Excerpts from an interface dataset
_ _ _ _

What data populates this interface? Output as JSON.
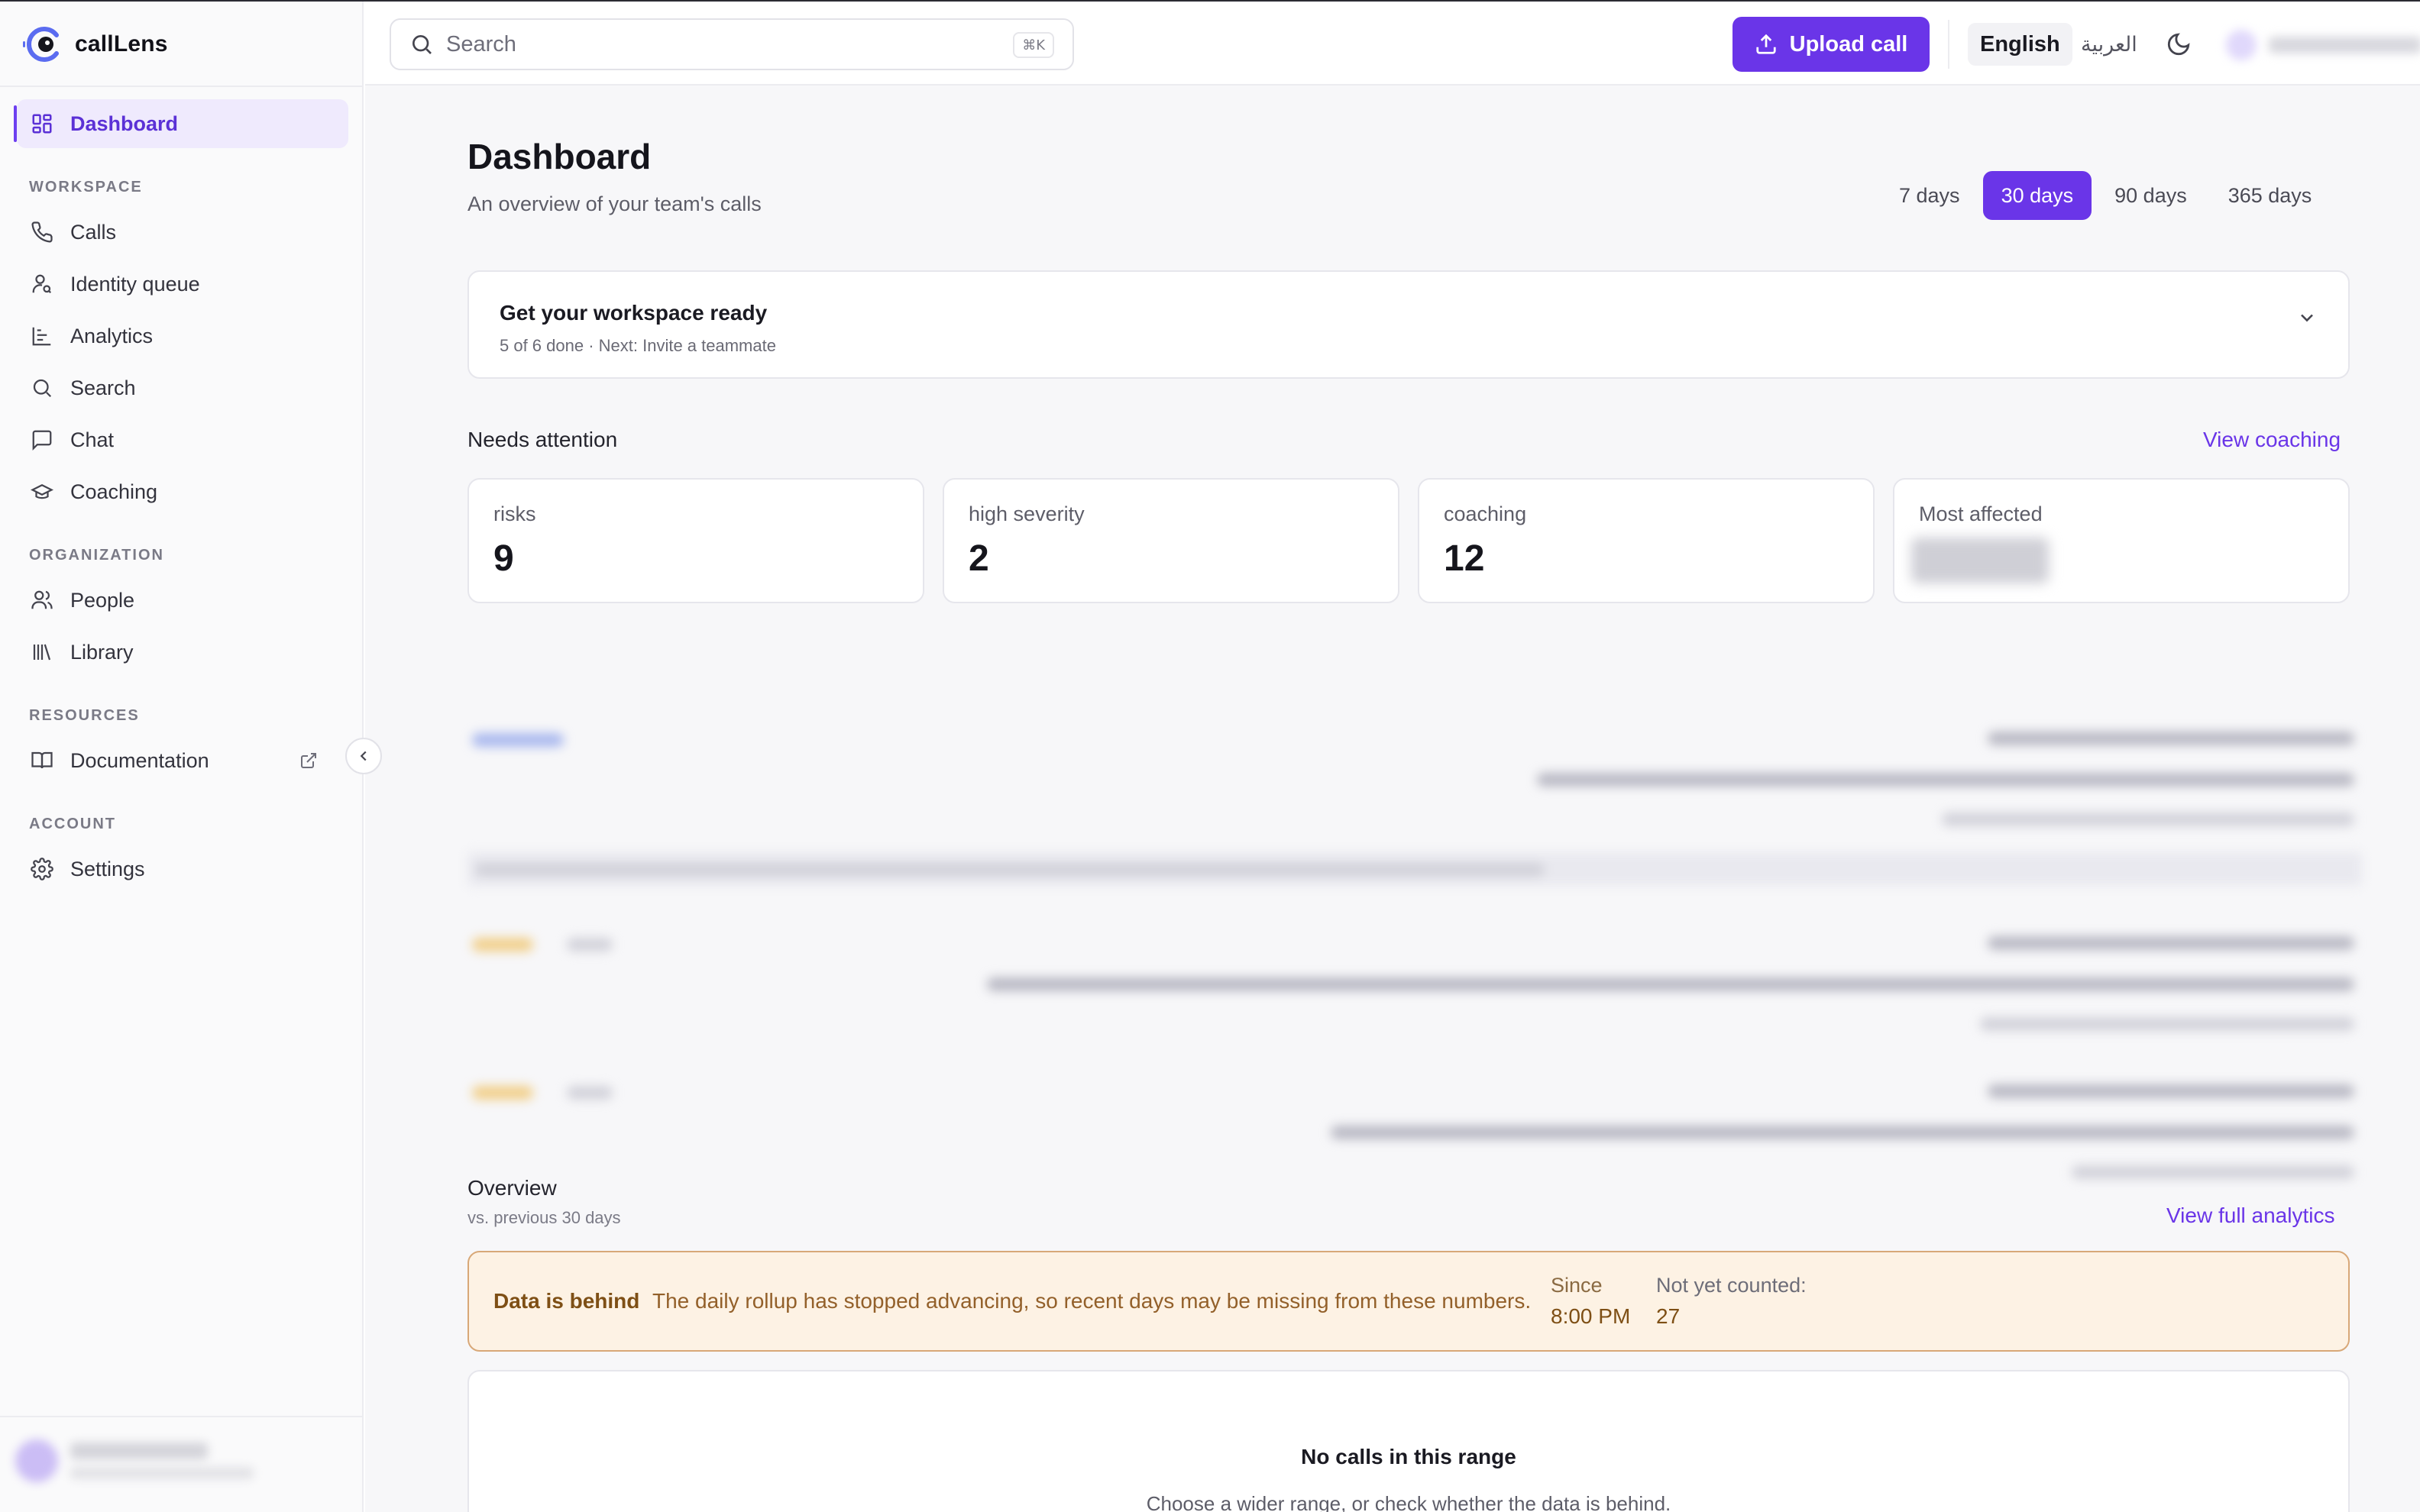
{
  "app": {
    "name": "callLens"
  },
  "sidebar": {
    "primary": {
      "label": "Dashboard",
      "icon": "layout-grid-icon"
    },
    "sections": {
      "workspace": "WORKSPACE",
      "organization": "ORGANIZATION",
      "resources": "RESOURCES",
      "account": "ACCOUNT"
    },
    "items": {
      "calls": "Calls",
      "identity_queue": "Identity queue",
      "analytics": "Analytics",
      "search": "Search",
      "chat": "Chat",
      "coaching": "Coaching",
      "people": "People",
      "library": "Library",
      "documentation": "Documentation",
      "settings": "Settings"
    }
  },
  "header": {
    "search_placeholder": "Search",
    "search_shortcut": "⌘K",
    "upload_label": "Upload call",
    "lang_en": "English",
    "lang_ar": "العربية"
  },
  "page": {
    "title": "Dashboard",
    "subtitle": "An overview of your team's calls",
    "ranges": [
      "7 days",
      "30 days",
      "90 days",
      "365 days"
    ],
    "selected_range": "30 days"
  },
  "setup": {
    "title": "Get your workspace ready",
    "progress": "5 of 6 done · Next: Invite a teammate"
  },
  "attention": {
    "title": "Needs attention",
    "link": "View coaching",
    "stats": [
      {
        "label": "risks",
        "value": "9"
      },
      {
        "label": "high severity",
        "value": "2"
      },
      {
        "label": "coaching",
        "value": "12"
      },
      {
        "label": "Most affected",
        "value": ""
      }
    ]
  },
  "overview": {
    "title": "Overview",
    "subtitle": "vs. previous 30 days",
    "link": "View full analytics",
    "alert": {
      "title": "Data is behind",
      "message": "The daily rollup has stopped advancing, so recent days may be missing from these numbers.",
      "since_label": "Since",
      "since_value": "8:00 PM",
      "pending_label": "Not yet counted:",
      "pending_value": "27"
    },
    "empty": {
      "title": "No calls in this range",
      "subtitle": "Choose a wider range, or check whether the data is behind."
    }
  },
  "colors": {
    "accent": "#6a35e8",
    "accent_soft": "#efeafd",
    "warning_bg": "#fdf2e4",
    "warning_border": "#d8a878"
  }
}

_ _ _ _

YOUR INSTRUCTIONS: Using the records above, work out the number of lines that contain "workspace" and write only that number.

RESPONSE BOX: 2